If you have an entire tile you need to remove that’s been cracked or damaged by other fallen tiles, these steps are for you:
- Place masking tape or gaffer’s tape on the tile
- Use a hand drill with a ceramic bit to drill a small and shallow hole into the tile through the tape (you can now remove the tape)
- Remove the grout on either side of the towel
- Use a hammer and chisel to remove tile fragments, starting at the hole you drilled
- Scrape or chisel off any remaining tile adhesive
- Brush all dust away
Install New Tiles
When installing your new tiles, you’ll apply the adhesive directly to the back of the new tile. Then, press the tile into the location you just cleared. Press the tile firmly until it’s flush with the tiles on every side.
If the tile is too high or too low, you’ll need to pull it off and add or remove adhesive until it is flush with its neighbors.
Next, you’ll place spacers between the tiles to ensure there’s enough space for grout on each side. Let the adhesive dry for 24 hours before adding grout. Otherwise, the moisture from the adhesive will stick behind the tile.
Grout Between Each Tile
Once the spacers are in place, and the tile adhesive has sat for 24 hours, use a grout spreader to spread the grout between the tiles. When the grout starts to harden, you can drag a grout shaper along the tile’s edges to make a unified finish.
Allow the Grout to Cure
Allow the grout to cure for 24 to 36 hours, and then wash up the surface with a damp towel or sponge to remove any remaining residue. You can spray the tile seams with grout sealant to give them extra protection from hot water.
Overall, replacing a broken tile yourself is a relatively simple process that can save you anywhere from $150 to $400.
How To Prevent Tiles From Falling Off Shower Walls
The prevention is in the tiling process. You can’t do anything if you have contractors doing all the tiling. However, there are things you can do when you’re doing your own tile work that can ensure your tiles stay on your wall.
- Make sure you don’t rush the process. Tile adhesive needs time to set, and so does grout.
- Use water-resistant adhesive and grout.
- Don’t skimp on the adhesive. Add enough to support the weight of the tile.
- Keep your work area dry.
If one tile falls off, consider placing a dehumidifier in the bathroom for a few days, and do not use the shower. The dehumidifier could help keep the remaining tiles on the wall if the issue was water infiltration.
What Happens if Water Gets Under the Tiles?
Water can do more than cause tiles to fall off shower walls. When water collects under the tiles, mold can grow and cause health issues.
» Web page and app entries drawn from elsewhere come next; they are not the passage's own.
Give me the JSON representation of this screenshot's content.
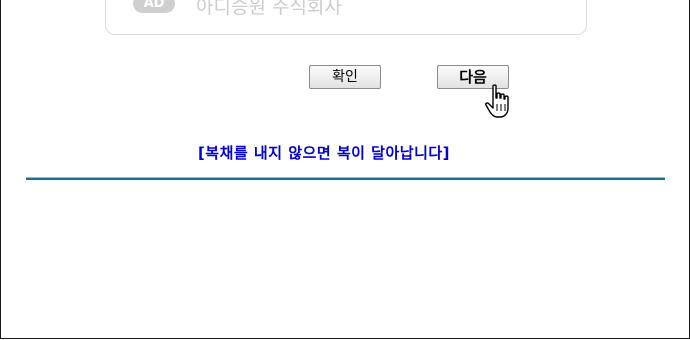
{
  "ad": {
    "badge": "AD",
    "text": "아디승원 주식회사"
  },
  "buttons": {
    "confirm_label": "확인",
    "next_label": "다음"
  },
  "notice": {
    "text": "[복채를 내지 않으면 복이 달아납니다]",
    "color": "#0000cc"
  },
  "colors": {
    "divider": "#1f6f8f"
  }
}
Mold growth is especially problematic for the elderly, the young, and people with respiratory health problems.
My Bathroom Tile Is Lifting but Isn’t Broken
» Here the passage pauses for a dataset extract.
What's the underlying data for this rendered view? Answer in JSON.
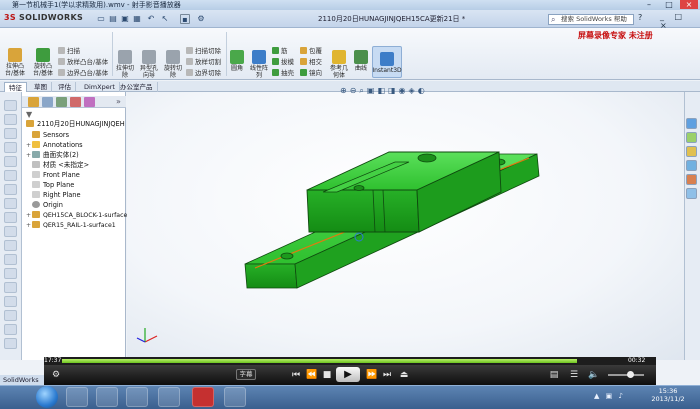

It’s easier to repair a tile that hasn’t fallen and shattered. Like fallen tiles, you want to replace lifted tiles quickly. The less water that seeps into the adhesive, the better.
- Gently use a putty knife to loosen the tile along the seams and pop it off.
- Remove the adhesive on the tile and wall.
- Rinse the tile and wipe the wall down with a damp cloth or sponge.
- Apply adhesive to the tile and fit into place with spacers on each side.
- After 24 hours, add grout between the tiles, and then use grout sealant after another 24 hours.
- Wipe off the area with a damp sponge.
It isn’t the end of the world when a tile falls in your bathroom, but it is an issue that you should repair quickly. Without an efficient repair, more tiles can fail, and mold can begin growing. You can hire a contractor for $150 to $400 or replace the tile yourself with a few YouTube videos and some elbow grease!